Work request:
Could all of the entries be written out exactly, with any pictures omitted?

***** Records

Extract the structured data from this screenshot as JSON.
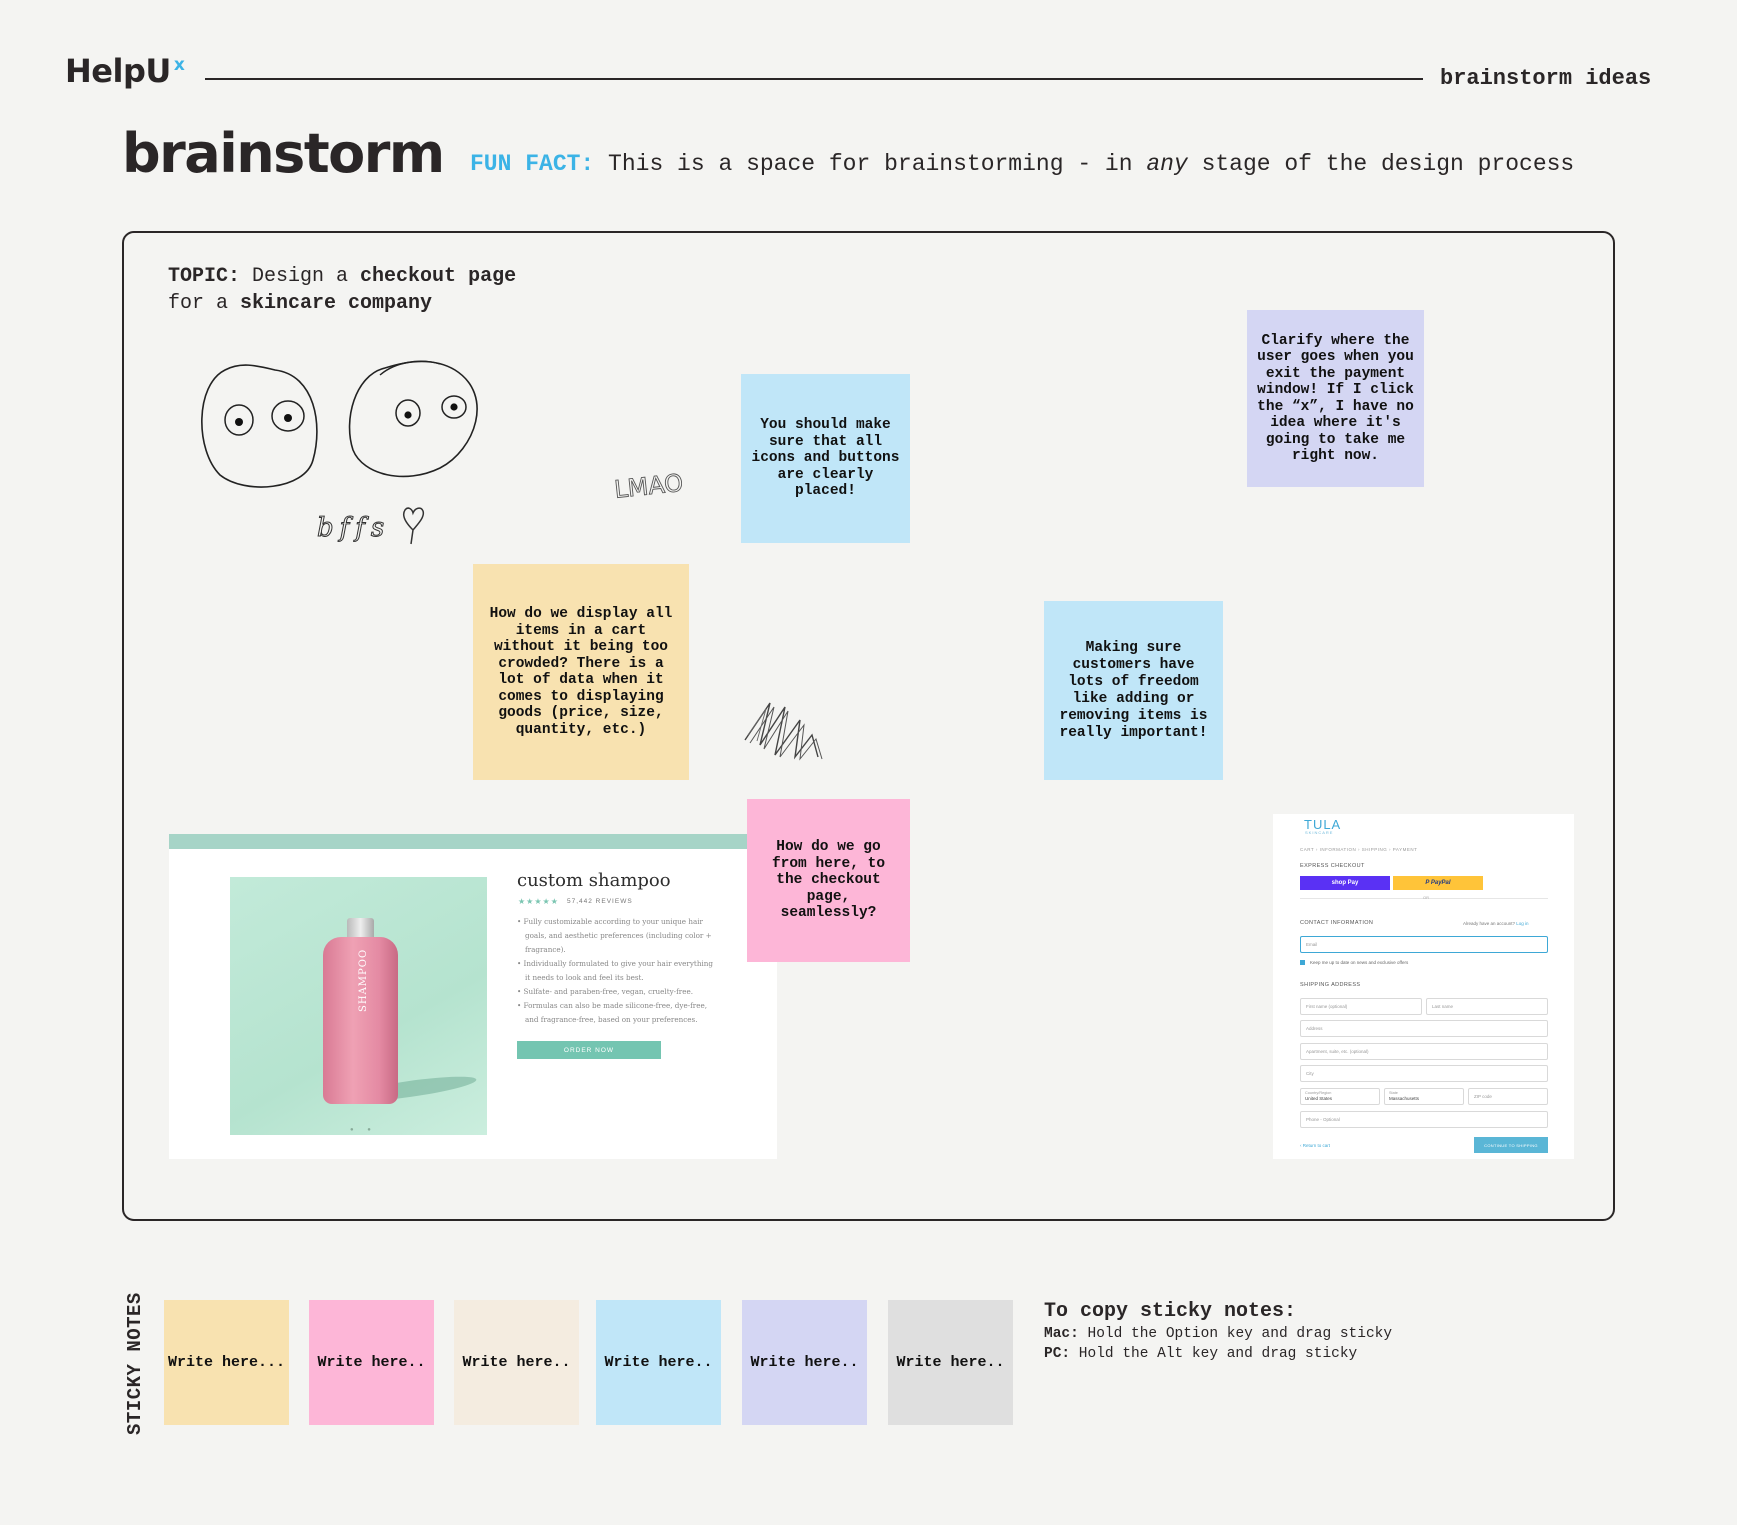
{
  "header": {
    "logo_text": "HelpU",
    "logo_superscript": "x",
    "label": "brainstorm ideas"
  },
  "page": {
    "title": "brainstorm",
    "fun_fact_label": "FUN FACT:",
    "fun_fact_before": "This is a space for brainstorming - in ",
    "fun_fact_emphasis": "any",
    "fun_fact_after": " stage of the design process"
  },
  "board": {
    "topic_label": "TOPIC:",
    "topic_text_1": " Design a ",
    "topic_bold_1": "checkout page",
    "topic_text_2": "for a ",
    "topic_bold_2": "skincare company",
    "doodle_text_bffs": "bffs",
    "doodle_text_lmao": "LMAO",
    "notes": [
      {
        "text": "You should make sure that all icons and buttons are clearly placed!",
        "color": "#c0e6f8"
      },
      {
        "text": "Clarify where the user goes when you exit the payment window! If I click the “x”, I have no idea where it's going to take me right now.",
        "color": "#d4d6f3"
      },
      {
        "text": "How do we display all items in a cart without it being too crowded? There is a lot of data when it comes to displaying goods (price, size, quantity, etc.)",
        "color": "#f8e2b0"
      },
      {
        "text": "Making sure customers have lots of freedom like adding or removing items is really important!",
        "color": "#c0e6f8"
      },
      {
        "text": "How do we go from here, to the checkout page, seamlessly?",
        "color": "#fdb6d7"
      }
    ]
  },
  "shampoo": {
    "bottle_label": "SHAMPOO",
    "title": "custom shampoo",
    "stars": "★★★★★",
    "reviews": "57,442 REVIEWS",
    "features": [
      "Fully customizable according to your unique hair goals, and aesthetic preferences (including color + fragrance).",
      "Individually formulated to give your hair everything it needs to look and feel its best.",
      "Sulfate- and paraben-free, vegan, cruelty-free.",
      "Formulas can also be made silicone-free, dye-free, and fragrance-free, based on your preferences."
    ],
    "order_button": "ORDER NOW",
    "dots": "● ●"
  },
  "tula": {
    "logo": "TULA",
    "logo_sub": "SKINCARE",
    "steps": "CART  ›  INFORMATION  ›  SHIPPING  ›  PAYMENT",
    "express_checkout": "EXPRESS CHECKOUT",
    "shop_pay": "shop Pay",
    "paypal": "P PayPal",
    "or": "OR",
    "contact_heading": "CONTACT INFORMATION",
    "login_prompt": "Already have an account? ",
    "login_link": "Log in",
    "email_placeholder": "Email",
    "newsletter": "Keep me up to date on news and exclusive offers",
    "shipping_heading": "SHIPPING ADDRESS",
    "first_name": "First name (optional)",
    "last_name": "Last name",
    "address": "Address",
    "apartment": "Apartment, suite, etc. (optional)",
    "city": "City",
    "country_label": "Country/Region",
    "country_value": "United States",
    "state_label": "State",
    "state_value": "Massachusetts",
    "zip": "ZIP code",
    "phone": "Phone - Optional",
    "return_link": "‹ Return to cart",
    "continue_button": "CONTINUE TO SHIPPING"
  },
  "sticky_palette": {
    "label": "STICKY NOTES",
    "swatches": [
      {
        "text": "Write here...",
        "color": "#f8e2b0"
      },
      {
        "text": "Write here..",
        "color": "#fdb6d7"
      },
      {
        "text": "Write here..",
        "color": "#f4ece0"
      },
      {
        "text": "Write here..",
        "color": "#c0e6f8"
      },
      {
        "text": "Write here..",
        "color": "#d4d6f3"
      },
      {
        "text": "Write here..",
        "color": "#dfdfdf"
      }
    ]
  },
  "instructions": {
    "title": "To copy sticky notes:",
    "mac_label": "Mac:",
    "mac_text": " Hold the Option key and drag sticky",
    "pc_label": "PC:",
    "pc_text": " Hold the Alt key and drag sticky"
  }
}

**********

Written solution:
Extract the structured data from this screenshot as JSON.
{
  "header": {
    "logo_text": "HelpU",
    "logo_superscript": "x",
    "label": "brainstorm ideas"
  },
  "page": {
    "title": "brainstorm",
    "fun_fact_label": "FUN FACT:",
    "fun_fact_before": "This is a space for brainstorming - in ",
    "fun_fact_emphasis": "any",
    "fun_fact_after": " stage of the design process"
  },
  "board": {
    "topic_label": "TOPIC:",
    "topic_text_1": " Design a ",
    "topic_bold_1": "checkout page",
    "topic_text_2": "for a ",
    "topic_bold_2": "skincare company",
    "doodle_text_bffs": "bffs",
    "doodle_text_lmao": "LMAO",
    "notes": [
      {
        "text": "You should make sure that all icons and buttons are clearly placed!",
        "color": "#c0e6f8"
      },
      {
        "text": "Clarify where the user goes when you exit the payment window! If I click the “x”, I have no idea where it's going to take me right now.",
        "color": "#d4d6f3"
      },
      {
        "text": "How do we display all items in a cart without it being too crowded? There is a lot of data when it comes to displaying goods (price, size, quantity, etc.)",
        "color": "#f8e2b0"
      },
      {
        "text": "Making sure customers have lots of freedom like adding or removing items is really important!",
        "color": "#c0e6f8"
      },
      {
        "text": "How do we go from here, to the checkout page, seamlessly?",
        "color": "#fdb6d7"
      }
    ]
  },
  "shampoo": {
    "bottle_label": "SHAMPOO",
    "title": "custom shampoo",
    "stars": "★★★★★",
    "reviews": "57,442 REVIEWS",
    "features": [
      "Fully customizable according to your unique hair goals, and aesthetic preferences (including color + fragrance).",
      "Individually formulated to give your hair everything it needs to look and feel its best.",
      "Sulfate- and paraben-free, vegan, cruelty-free.",
      "Formulas can also be made silicone-free, dye-free, and fragrance-free, based on your preferences."
    ],
    "order_button": "ORDER NOW",
    "dots": "● ●"
  },
  "tula": {
    "logo": "TULA",
    "logo_sub": "SKINCARE",
    "steps": "CART  ›  INFORMATION  ›  SHIPPING  ›  PAYMENT",
    "express_checkout": "EXPRESS CHECKOUT",
    "shop_pay": "shop Pay",
    "paypal": "P PayPal",
    "or": "OR",
    "contact_heading": "CONTACT INFORMATION",
    "login_prompt": "Already have an account? ",
    "login_link": "Log in",
    "email_placeholder": "Email",
    "newsletter": "Keep me up to date on news and exclusive offers",
    "shipping_heading": "SHIPPING ADDRESS",
    "first_name": "First name (optional)",
    "last_name": "Last name",
    "address": "Address",
    "apartment": "Apartment, suite, etc. (optional)",
    "city": "City",
    "country_label": "Country/Region",
    "country_value": "United States",
    "state_label": "State",
    "state_value": "Massachusetts",
    "zip": "ZIP code",
    "phone": "Phone - Optional",
    "return_link": "‹ Return to cart",
    "continue_button": "CONTINUE TO SHIPPING"
  },
  "sticky_palette": {
    "label": "STICKY NOTES",
    "swatches": [
      {
        "text": "Write here...",
        "color": "#f8e2b0"
      },
      {
        "text": "Write here..",
        "color": "#fdb6d7"
      },
      {
        "text": "Write here..",
        "color": "#f4ece0"
      },
      {
        "text": "Write here..",
        "color": "#c0e6f8"
      },
      {
        "text": "Write here..",
        "color": "#d4d6f3"
      },
      {
        "text": "Write here..",
        "color": "#dfdfdf"
      }
    ]
  },
  "instructions": {
    "title": "To copy sticky notes:",
    "mac_label": "Mac:",
    "mac_text": " Hold the Option key and drag sticky",
    "pc_label": "PC:",
    "pc_text": " Hold the Alt key and drag sticky"
  }
}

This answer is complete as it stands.